1942 | Cambridge, MA

Scared to Death

Fear in the mind, fear in the body.

The question is whether an ominous and persistent state of fear can end the life of a man. Fear, as is well known, is one of the most deeply rooted and dominant of the emotions. Associated with it are profound physiological disturbances, widespread throughout the organism.

Great fear and great rage have similar effects in the body. Each of these powerful emotions is associated with ingrained instincts—the instinct to attack, if rage is present, the instinct to run away or escape, if fear is present. Throughout the long history of human beings and lower animals, these two emotions and their related instincts have served effectively in the struggle for existence. When they are roused, they bring into action an elemental division of the nervous system, the so-called sympathetic or sympathico-adrenal division, which exercises a control over internal organs, and also over the blood vessels.
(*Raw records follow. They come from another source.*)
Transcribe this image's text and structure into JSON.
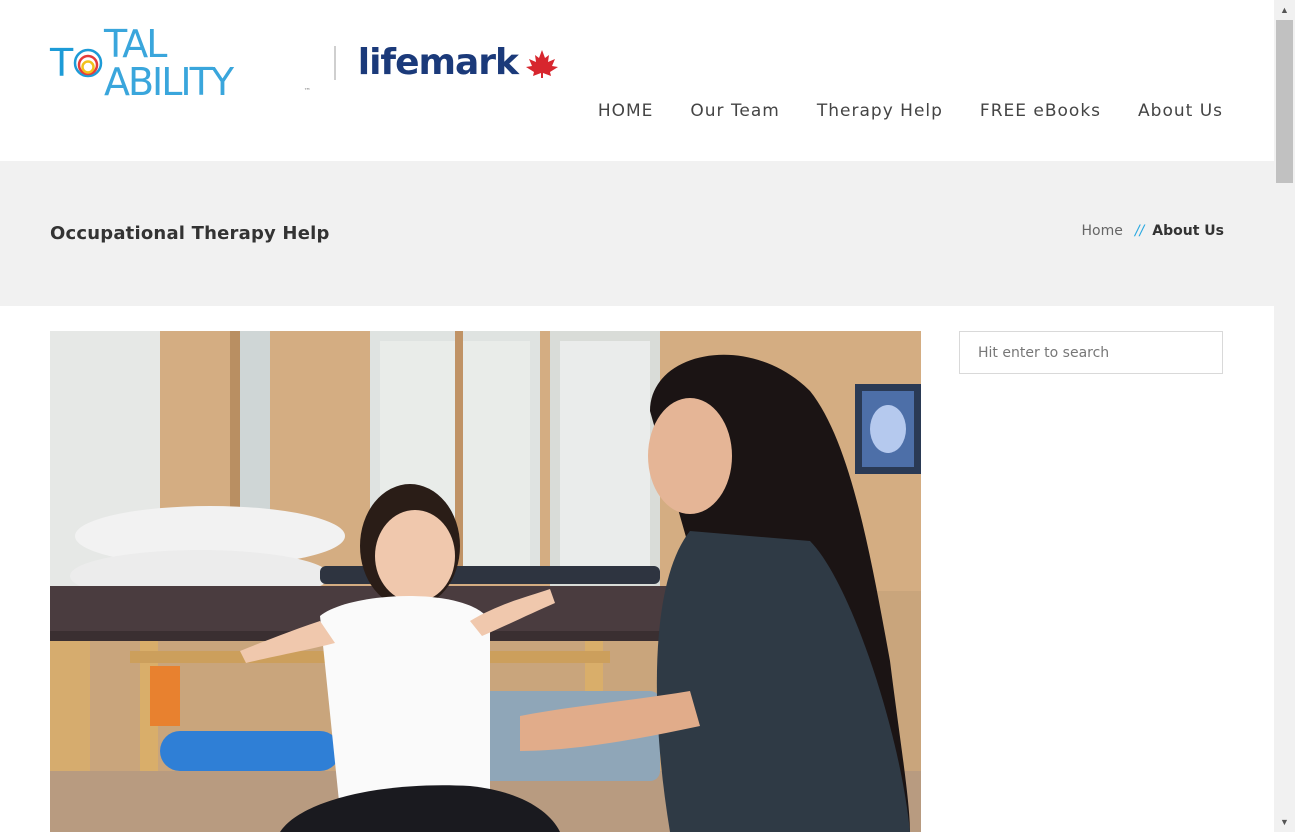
{
  "brand": {
    "logo_primary": "TOTAL ABILITY",
    "logo_primary_start": "T",
    "logo_primary_end": "TAL ABILITY",
    "logo_tm": "™",
    "logo_secondary": "lifemark"
  },
  "nav": {
    "items": [
      {
        "label": "HOME"
      },
      {
        "label": "Our Team"
      },
      {
        "label": "Therapy Help"
      },
      {
        "label": "FREE eBooks"
      },
      {
        "label": "About Us"
      }
    ]
  },
  "titlebar": {
    "title": "Occupational Therapy Help",
    "breadcrumb": {
      "home": "Home",
      "separator": "//",
      "current": "About Us"
    }
  },
  "sidebar": {
    "search": {
      "placeholder": "Hit enter to search",
      "value": ""
    }
  },
  "colors": {
    "accent": "#29a8e0",
    "brand_navy": "#1b3a7a",
    "brand_red": "#d7262e",
    "titlebar_bg": "#f1f1f1"
  },
  "icons": {
    "logo_ring": "concentric-rings-icon",
    "logo_leaf": "maple-leaf-icon",
    "scroll_up": "chevron-up-icon",
    "scroll_down": "chevron-down-icon"
  }
}
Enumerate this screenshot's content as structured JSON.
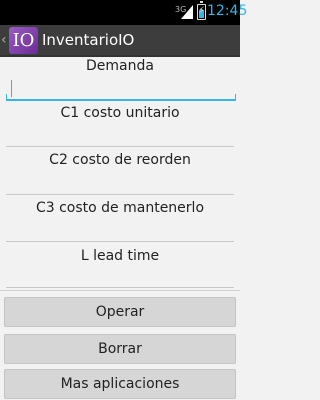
{
  "status_bar": {
    "signal_badge": "3G",
    "time": "12:45",
    "icons": [
      "signal-icon",
      "battery-charging-icon"
    ]
  },
  "action_bar": {
    "logo_text": "IO",
    "title": "InventarioIO"
  },
  "form": {
    "demanda": {
      "label": "Demanda",
      "value": ""
    },
    "c1": {
      "label": "C1 costo unitario"
    },
    "c2": {
      "label": "C2 costo de reorden"
    },
    "c3": {
      "label": "C3 costo de mantenerlo"
    },
    "l": {
      "label": "L lead time"
    }
  },
  "buttons": {
    "operar": "Operar",
    "borrar": "Borrar",
    "mas": "Mas aplicaciones"
  },
  "colors": {
    "accent": "#33b5e5",
    "action_bar": "#3d3d3d",
    "background": "#f2f2f2",
    "button": "#d6d6d6",
    "logo": "#8a4bb8"
  }
}
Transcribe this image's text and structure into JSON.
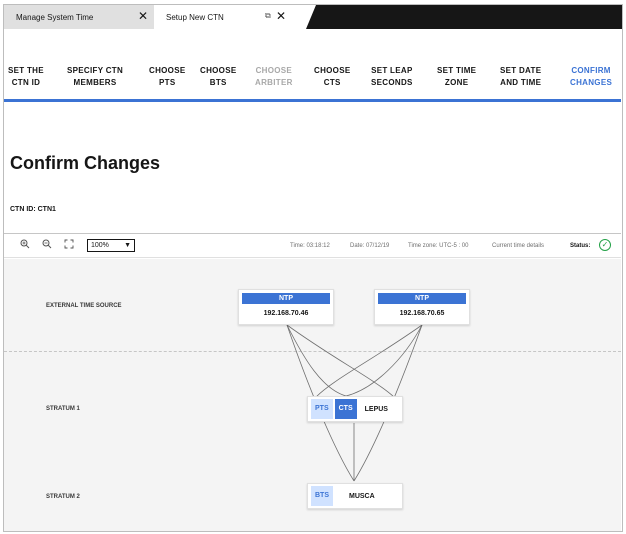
{
  "tabs": [
    {
      "label": "Manage System Time"
    },
    {
      "label": "Setup New CTN"
    }
  ],
  "steps": [
    {
      "label_1": "SET THE",
      "label_2": "CTN ID"
    },
    {
      "label_1": "SPECIFY CTN",
      "label_2": "MEMBERS"
    },
    {
      "label_1": "CHOOSE",
      "label_2": "PTS"
    },
    {
      "label_1": "CHOOSE",
      "label_2": "BTS"
    },
    {
      "label_1": "CHOOSE",
      "label_2": "ARBITER"
    },
    {
      "label_1": "CHOOSE",
      "label_2": "CTS"
    },
    {
      "label_1": "SET LEAP",
      "label_2": "SECONDS"
    },
    {
      "label_1": "SET TIME",
      "label_2": "ZONE"
    },
    {
      "label_1": "SET DATE",
      "label_2": "AND TIME"
    },
    {
      "label_1": "CONFIRM",
      "label_2": "CHANGES"
    }
  ],
  "page": {
    "title": "Confirm Changes",
    "ctn_id": "CTN ID: CTN1"
  },
  "toolbar": {
    "zoom": "100%",
    "time": "Time: 03:18:12",
    "date": "Date: 07/12/19",
    "timezone": "Time zone: UTC-5 : 00",
    "details_link": "Current time details",
    "status_label": "Status:",
    "status_color": "#24a148"
  },
  "topology": {
    "rows": {
      "external": "EXTERNAL TIME SOURCE",
      "stratum1": "STRATUM 1",
      "stratum2": "STRATUM 2"
    },
    "ntp_nodes": [
      {
        "header": "NTP",
        "ip": "192.168.70.46"
      },
      {
        "header": "NTP",
        "ip": "192.168.70.65"
      }
    ],
    "stratum1_node": {
      "role_1": "PTS",
      "role_2": "CTS",
      "name": "LEPUS"
    },
    "stratum2_node": {
      "role_1": "BTS",
      "name": "MUSCA"
    }
  },
  "colors": {
    "accent": "#3b73d4",
    "accent_light": "#d0e2ff"
  }
}
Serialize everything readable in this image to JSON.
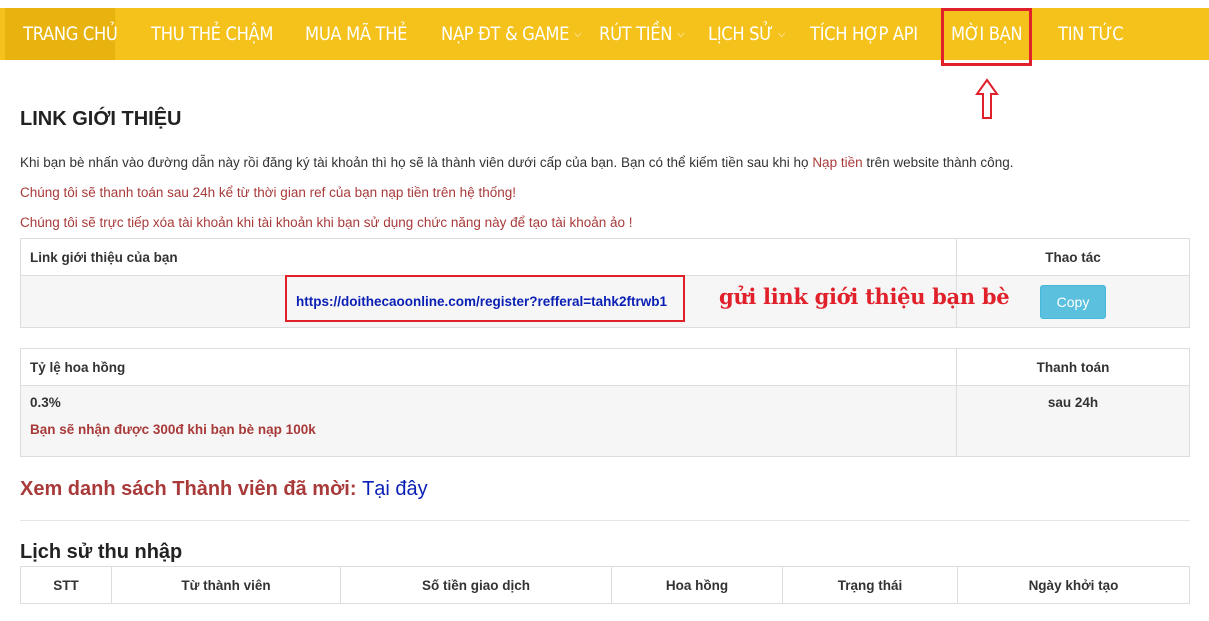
{
  "nav": {
    "items": [
      {
        "label": "TRANG CHỦ",
        "dropdown": false,
        "active": true
      },
      {
        "label": "THU THẺ CHẬM",
        "dropdown": false
      },
      {
        "label": "MUA MÃ THẺ",
        "dropdown": false
      },
      {
        "label": "NẠP ĐT & GAME",
        "dropdown": true
      },
      {
        "label": "RÚT TIỀN",
        "dropdown": true
      },
      {
        "label": "LỊCH SỬ",
        "dropdown": true
      },
      {
        "label": "TÍCH HỢP API",
        "dropdown": false
      },
      {
        "label": "MỜI BẠN",
        "dropdown": false
      },
      {
        "label": "TIN TỨC",
        "dropdown": false
      }
    ]
  },
  "page": {
    "title": "LINK GIỚI THIỆU",
    "desc_before": "Khi bạn bè nhấn vào đường dẫn này rồi đăng ký tài khoản thì họ sẽ là thành viên dưới cấp của bạn. Bạn có thể kiếm tiền sau khi họ ",
    "desc_link": "Nạp tiền",
    "desc_after": " trên website thành công.",
    "warn1": "Chúng tôi sẽ thanh toán sau 24h kể từ thời gian ref của bạn nạp tiền trên hệ thống!",
    "warn2": "Chúng tôi sẽ trực tiếp xóa tài khoản khi tài khoản khi bạn sử dụng chức năng này để tạo tài khoản ảo !"
  },
  "ref_table": {
    "col1": "Link giới thiệu của bạn",
    "col2": "Thao tác",
    "url": "https://doithecaoonline.com/register?refferal=tahk2ftrwb1",
    "copy_label": "Copy"
  },
  "annotation": {
    "note": "gửi link giới thiệu bạn bè"
  },
  "commission_table": {
    "col1": "Tỷ lệ hoa hồng",
    "col2": "Thanh toán",
    "rate": "0.3%",
    "earn_note": "Bạn sẽ nhận được 300đ khi bạn bè nạp 100k",
    "payment": "sau 24h"
  },
  "invite": {
    "label": "Xem danh sách Thành viên đã mời:",
    "link": "Tại đây"
  },
  "history": {
    "title": "Lịch sử thu nhập",
    "columns": [
      "STT",
      "Từ thành viên",
      "Số tiền giao dịch",
      "Hoa hồng",
      "Trạng thái",
      "Ngày khởi tạo"
    ]
  },
  "colors": {
    "nav_bg": "#f4c21b",
    "accent_red": "#e0202a",
    "link_blue": "#0a1fb4",
    "copy_btn": "#5bc0de"
  }
}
As a rule, the sympathetic division acts to maintain a relatively constant state in the flowing blood and lymph, i.e., the “internal environment” of our living parts. It acts thus in strenuous muscular effort; for example, liberating sugar from the liver, accelerating the heart, contracting certain blood vessels, discharging adrenaline, and dilating the bronchioles. All these changes render the animal more efficient in physical struggle, for they supply essential conditions for continuous action of laboring muscles. Since they occur in association with the strong emotions, rage and fear, they can reasonably be interpreted as preparatory for the intense struggle that the instincts to attack or to escape may involve. If these powerful emotions prevail, and the bodily forces are fully mobilized for action, and if this state of extreme perturbation continues in uncontrolled possession of the organism for a considerable period, without the occurrence of action, dire results may ensue.


Walter Cannon

From “Voodoo Death.” Chairman of the Department of Physiology at Harvard Med­ical School, Cannon used findings from his studies of the effects of traumatic shock on World War I soldiers for this American Anthropologist paper, arguing that social effects—including belief in witchcraft—can overwhelm an otherwise healthy person and bring on psychogenic death. Cannon had years earlier coined the term fight or flight. He died in 1945, a month after the end of World War II.